"It's pretty cool," he said after his win. "I'm definitely going to make it back next year." Brown finished the season with a 32-12 record.
This was Anderson's third and final trip to state. He was Delta's only returning qualifier.
Anderson was seeded 12th at 126 pounds, and after opening with a loss, won by a 6-1 decision over Tranton Fair of Pueblo East. Anderson was up 2-0 when he glanced at the score and knew he could win. "I tried not to give up any points," said Anderson, "but that happens sometimes."
Anderson finished the season with a 34-11 record and said he was happy to be back at state. His younger brother, freshman Luke Anderson, also wrestles. Shane said he tells Luke "he needs to be tough and work hard at it to be good."
Sophomore heavyweight Marcus Garcia opened with a loss to 34-2 senior Tuli Laulu of Sand Creek, who placed third. Garcia ended the season at 28-15.
Curtis said he's confident that next season will be better. The team is young, and the middle school program is going strong. This season, Delta had nine freshmen, eight sophomores and four juniors out for the team. Curtis said he's looking into scheduling more summer camps, and trying to get into some of the bigger tournaments next season to minimize the shock of wrestling at the Pepsi Center, where this year's tournament was expected to draw upwards of 40,000 spectators over three days. "There's a big change from wrestling at a high school gym to wrestling at the Pepsi Center," he said.
He took this year's team to the Tournament of Champions wrestling tournament in Vernal, Utah, which drew 48 teams, and is hoping for a spot at the Top of the Rockies. "That's a big tournament," he said. "We need to get used to wrestling that type of schedule if we're going to do well here at the state tournament."
Despite only three wins, Curtis said he hopes his two sophomores will go back to school and "spread the fever around a little bit" by encouraging their teammates, one of whom is Brown's twin brother, Daniel Brown, to make state their goal. Daniel Brown wrestles at 152 pounds and is first in line to take Brasfield's place next season. "We're glad we made it," said Curtis. "This is an amazing experience. There's not another high school event like this."

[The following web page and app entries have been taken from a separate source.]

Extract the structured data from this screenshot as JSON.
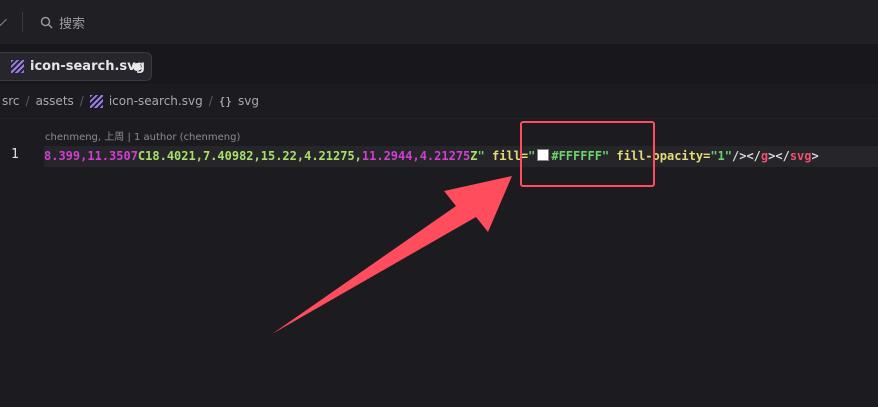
{
  "titlebar": {
    "search_label": "搜索"
  },
  "tab": {
    "filename": "icon-search.svg",
    "file_icon": "svg-file-icon",
    "unsaved": true
  },
  "breadcrumb": {
    "items": [
      "src",
      "assets",
      "icon-search.svg",
      "svg"
    ],
    "separator": "/",
    "symbol_icon": "{}"
  },
  "editor": {
    "blame": "chenmeng, 上周 | 1 author (chenmeng)",
    "line_number": "1",
    "code": {
      "t1": "8.399,11.3507",
      "t2": "C",
      "t3": "18.4021,7.40982,15.22,4.21275,",
      "t4": "11.2944,4.21275",
      "t5": "Z",
      "t6": "\"",
      "t7": "fill=",
      "t8": "\"",
      "t9": "#FFFFFF",
      "t10": "\"",
      "t11": "fill-opacity=",
      "t12": "\"1\"",
      "t13": "/></",
      "t14": "g",
      "t15": "></",
      "t16": "svg",
      "t17": ">"
    },
    "swatch_color": "#FFFFFF"
  },
  "annotation": {
    "highlight_color": "#ff4d5e"
  }
}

Rosales almost didn't wrestle his senior year. He competed for Delta his freshman year before moving to North Dakota for a year, where he also wrestled. He had a tough season last year, said Curtis, and missed the first four weeks of this season. After the Panthers' first dual win in 12 years over Palisade in January, where Rosales won his match in third-round overtime, he said he returned because he didn't want to have any regrets.

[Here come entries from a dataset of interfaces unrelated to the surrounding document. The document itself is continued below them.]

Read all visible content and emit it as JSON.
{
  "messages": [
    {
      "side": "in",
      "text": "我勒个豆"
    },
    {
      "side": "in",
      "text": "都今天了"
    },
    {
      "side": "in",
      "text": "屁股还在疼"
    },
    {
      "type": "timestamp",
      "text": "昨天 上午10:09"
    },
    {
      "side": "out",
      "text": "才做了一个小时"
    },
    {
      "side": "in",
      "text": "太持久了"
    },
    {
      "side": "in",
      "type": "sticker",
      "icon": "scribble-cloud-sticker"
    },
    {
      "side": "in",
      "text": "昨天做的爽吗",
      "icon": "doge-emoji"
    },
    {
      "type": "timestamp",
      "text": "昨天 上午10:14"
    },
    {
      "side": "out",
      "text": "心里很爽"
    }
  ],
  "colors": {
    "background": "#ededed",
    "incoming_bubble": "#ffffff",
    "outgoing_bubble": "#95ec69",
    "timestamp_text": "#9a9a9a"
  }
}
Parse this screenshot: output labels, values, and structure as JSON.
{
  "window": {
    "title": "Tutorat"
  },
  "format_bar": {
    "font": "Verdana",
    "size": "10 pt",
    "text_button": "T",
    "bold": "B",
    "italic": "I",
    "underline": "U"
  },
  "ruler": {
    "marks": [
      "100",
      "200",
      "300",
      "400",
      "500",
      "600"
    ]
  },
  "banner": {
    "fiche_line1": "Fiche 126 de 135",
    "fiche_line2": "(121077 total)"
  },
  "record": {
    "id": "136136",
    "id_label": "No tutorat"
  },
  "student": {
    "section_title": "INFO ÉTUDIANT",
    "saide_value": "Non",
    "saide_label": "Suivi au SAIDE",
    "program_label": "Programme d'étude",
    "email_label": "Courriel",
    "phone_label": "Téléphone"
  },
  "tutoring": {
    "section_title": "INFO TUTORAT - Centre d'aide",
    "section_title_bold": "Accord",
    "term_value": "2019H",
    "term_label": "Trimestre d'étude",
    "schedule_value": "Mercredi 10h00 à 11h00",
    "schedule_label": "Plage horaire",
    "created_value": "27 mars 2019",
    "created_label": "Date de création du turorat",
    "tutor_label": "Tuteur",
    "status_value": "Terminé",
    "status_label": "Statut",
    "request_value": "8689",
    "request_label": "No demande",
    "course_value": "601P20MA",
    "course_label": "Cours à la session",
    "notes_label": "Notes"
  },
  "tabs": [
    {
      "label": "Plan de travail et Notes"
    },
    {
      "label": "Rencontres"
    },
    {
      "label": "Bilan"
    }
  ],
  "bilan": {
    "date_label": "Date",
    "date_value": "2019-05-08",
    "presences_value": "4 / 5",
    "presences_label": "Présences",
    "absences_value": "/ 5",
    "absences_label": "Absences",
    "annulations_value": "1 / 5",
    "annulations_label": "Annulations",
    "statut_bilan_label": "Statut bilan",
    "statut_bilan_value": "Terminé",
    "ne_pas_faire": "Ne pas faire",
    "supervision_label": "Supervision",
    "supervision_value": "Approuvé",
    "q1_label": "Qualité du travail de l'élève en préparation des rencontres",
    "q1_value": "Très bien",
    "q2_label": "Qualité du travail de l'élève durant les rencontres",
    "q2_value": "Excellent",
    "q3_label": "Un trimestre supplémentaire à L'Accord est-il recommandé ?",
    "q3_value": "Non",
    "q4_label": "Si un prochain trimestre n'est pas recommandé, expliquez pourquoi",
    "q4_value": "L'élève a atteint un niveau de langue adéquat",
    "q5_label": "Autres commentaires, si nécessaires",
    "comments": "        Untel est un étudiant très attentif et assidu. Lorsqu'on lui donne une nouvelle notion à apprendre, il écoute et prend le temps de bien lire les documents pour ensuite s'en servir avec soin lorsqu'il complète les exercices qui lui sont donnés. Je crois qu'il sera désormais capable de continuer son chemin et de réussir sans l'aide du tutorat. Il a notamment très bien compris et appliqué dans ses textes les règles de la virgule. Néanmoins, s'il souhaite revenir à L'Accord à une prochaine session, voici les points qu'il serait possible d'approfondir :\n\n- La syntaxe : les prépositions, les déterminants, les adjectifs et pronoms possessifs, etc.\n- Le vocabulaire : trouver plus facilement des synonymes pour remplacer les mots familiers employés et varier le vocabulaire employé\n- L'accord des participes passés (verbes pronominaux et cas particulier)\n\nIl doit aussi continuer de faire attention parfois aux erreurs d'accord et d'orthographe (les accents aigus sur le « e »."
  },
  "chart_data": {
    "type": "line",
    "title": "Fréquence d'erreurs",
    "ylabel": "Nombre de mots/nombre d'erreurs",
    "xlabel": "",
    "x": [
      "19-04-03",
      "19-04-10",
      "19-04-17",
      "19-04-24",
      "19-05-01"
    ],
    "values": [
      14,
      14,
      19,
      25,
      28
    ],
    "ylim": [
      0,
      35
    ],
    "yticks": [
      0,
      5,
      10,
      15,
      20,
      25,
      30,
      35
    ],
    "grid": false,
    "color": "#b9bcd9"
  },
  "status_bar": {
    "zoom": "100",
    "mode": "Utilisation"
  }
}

"I lost, yeah. I wish I didn't," said Rosales, sitting in the hallway of the Pepsi Center after losing the final match of his high school career. "But, you know, it happens. I'm not going to regret it because I lost. I'm gonna say, you know, I made it here. This is one of the things I'm going to be proud of."
Rosales said he believes in his school and in his coach. "He's a good coach, a good guy. I know he'll do something with this team." He hopes to give back to a program that has given him so much. "I know I'll be back in the wrestling room helping the younger guys get here," he said, holding his arms high above his head. "It's an experience. Pepsi Center."